The type of the image sensor 11 is not restricted to RGB-type CCD or CMOS color sensors. The invention can applied with any kind of color image sensor based on any kind of color system or matrix layout as long as at least two of the primary colors of the sensor have substantially different spatial sampling frequencies. For example, the color system may be a CYGM (Cyan-Yellow-Green-Magenta) color system.
The different sampling frequencies for the different primary colors may be due to the different number of pixels representing said colors, or it may be due to the different size or spatial arrangement of the pixels. For example, an image sensor may have several layers each detecting a different primary color and said layers arranged so that in at least two of these layers the pixel sizes are different. It is also possible that the image sensor consists of several sensor chips each recording a different primary color. The image to these separate sensor chips may be divided using, for example, prism beam splitters or dichroic mirrors. A known example of such multi-chip color sensors are the 3CCD sensors used, for example, in digital video cameras.
It is also possible that the imaging sensor may be arranged to record only two different primary colors.

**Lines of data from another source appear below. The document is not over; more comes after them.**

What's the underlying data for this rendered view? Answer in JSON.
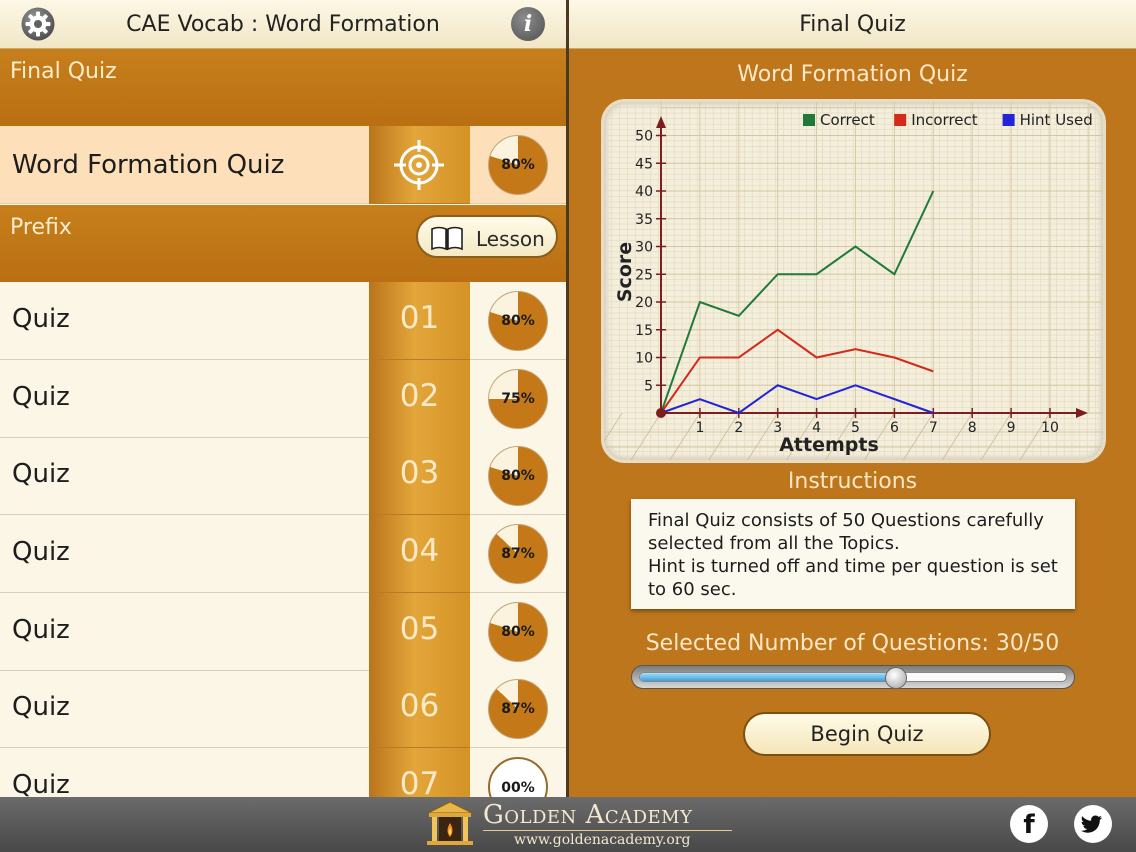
{
  "left": {
    "title": "CAE Vocab : Word Formation",
    "section_final": "Final Quiz",
    "word_formation": {
      "label": "Word Formation Quiz",
      "percent_label": "80%",
      "percent": 80
    },
    "section_prefix": "Prefix",
    "lesson_button": "Lesson",
    "quizzes": [
      {
        "label": "Quiz",
        "number": "01",
        "percent_label": "80%",
        "percent": 80
      },
      {
        "label": "Quiz",
        "number": "02",
        "percent_label": "75%",
        "percent": 75
      },
      {
        "label": "Quiz",
        "number": "03",
        "percent_label": "80%",
        "percent": 80
      },
      {
        "label": "Quiz",
        "number": "04",
        "percent_label": "87%",
        "percent": 87
      },
      {
        "label": "Quiz",
        "number": "05",
        "percent_label": "80%",
        "percent": 80
      },
      {
        "label": "Quiz",
        "number": "06",
        "percent_label": "87%",
        "percent": 87
      },
      {
        "label": "Quiz",
        "number": "07",
        "percent_label": "00%",
        "percent": 0
      }
    ]
  },
  "right": {
    "title": "Final Quiz",
    "chart_title": "Word Formation Quiz",
    "instructions_heading": "Instructions",
    "instructions": "Final Quiz consists of 50 Questions carefully selected from all the Topics.\nHint is turned off and time per question is set to 60 sec.",
    "selected_text": "Selected Number of Questions: 30/50",
    "selected_questions": 30,
    "max_questions": 50,
    "begin_button": "Begin Quiz"
  },
  "chart_data": {
    "type": "line",
    "title": "",
    "xlabel": "Attempts",
    "ylabel": "Score",
    "xlim": [
      0,
      10
    ],
    "ylim": [
      0,
      50
    ],
    "x_ticks": [
      "1",
      "2",
      "3",
      "4",
      "5",
      "6",
      "7",
      "8",
      "9",
      "10"
    ],
    "y_ticks": [
      "5",
      "10",
      "15",
      "20",
      "25",
      "30",
      "35",
      "40",
      "45",
      "50"
    ],
    "grid": true,
    "legend_position": "top-right",
    "series": [
      {
        "name": "Correct",
        "color": "#1f7a3a",
        "x": [
          0,
          1,
          2,
          3,
          4,
          5,
          6,
          7
        ],
        "values": [
          0,
          20,
          17.5,
          25,
          25,
          30,
          25,
          40
        ]
      },
      {
        "name": "Incorrect",
        "color": "#d42a1c",
        "x": [
          0,
          1,
          2,
          3,
          4,
          5,
          6,
          7
        ],
        "values": [
          0,
          10,
          10,
          15,
          10,
          11.5,
          10,
          7.5
        ]
      },
      {
        "name": "Hint Used",
        "color": "#2323d8",
        "x": [
          0,
          1,
          2,
          3,
          4,
          5,
          6,
          7
        ],
        "values": [
          0,
          2.5,
          0,
          5,
          2.5,
          5,
          2.5,
          0
        ]
      }
    ]
  },
  "footer": {
    "brand": "Golden Academy",
    "url": "www.goldenacademy.org"
  },
  "colors": {
    "accent_orange": "#bd761c",
    "highlight_row": "#fde0b9",
    "pie_fill": "#c47818",
    "footer": "#555555"
  },
  "icons": {
    "settings": "gear-icon",
    "info": "info-icon",
    "target": "target-icon",
    "lesson": "book-icon",
    "logo": "temple-icon",
    "facebook": "facebook-icon",
    "twitter": "twitter-icon"
  }
}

Therefore, the term “primary color” should be interpreted in this connection very widely meaning simply the different wavelength bands that the different “color”pixels in the image sensor are arranged to detect. Therefore, the primary colors need not necessarily be the colors defined, for example, by a RGB- or CYGM-type color system. The number of primary colors in an imaging system according to the invention is not limited in any manner.
It is further possible that the color specific aperture stop may also comprise spectral filtering properties in order to balance the amount of light between different primary colors in order to reduce the requirements for the dynamic range of the image sensor. For example, the ring-like area 32 in FIG. 5 may be designed to transmit both red and blue colors, but also to attenuate slightly the red color compared to the blue color, if necessary. In similar manner, the center area 33 may be designed to attenuate the green color compared to the red and blue colors.
The imaging system according the invention may be preferably designed as a module, for example as an OEM module, which can be manufactured separately and easily installed into an electronic device needing to be equipped with imaging capabilities.
The electronic imaging system based on the use of an electronic image sensor and equipped with a color specific aperture stop according to the invention can be used in a wide variety of applications. Preferably, the invention is used in portable devices, like digital still or video cameras, where the compact size and lightweight construction are essential. Such digital cameras are nowadays integrated to many kind of portable devices, including, for example, mobile phones or other wireless communication devices. The invention may also be used in non-portable devices, such as web cameras or other computer related imaging devices.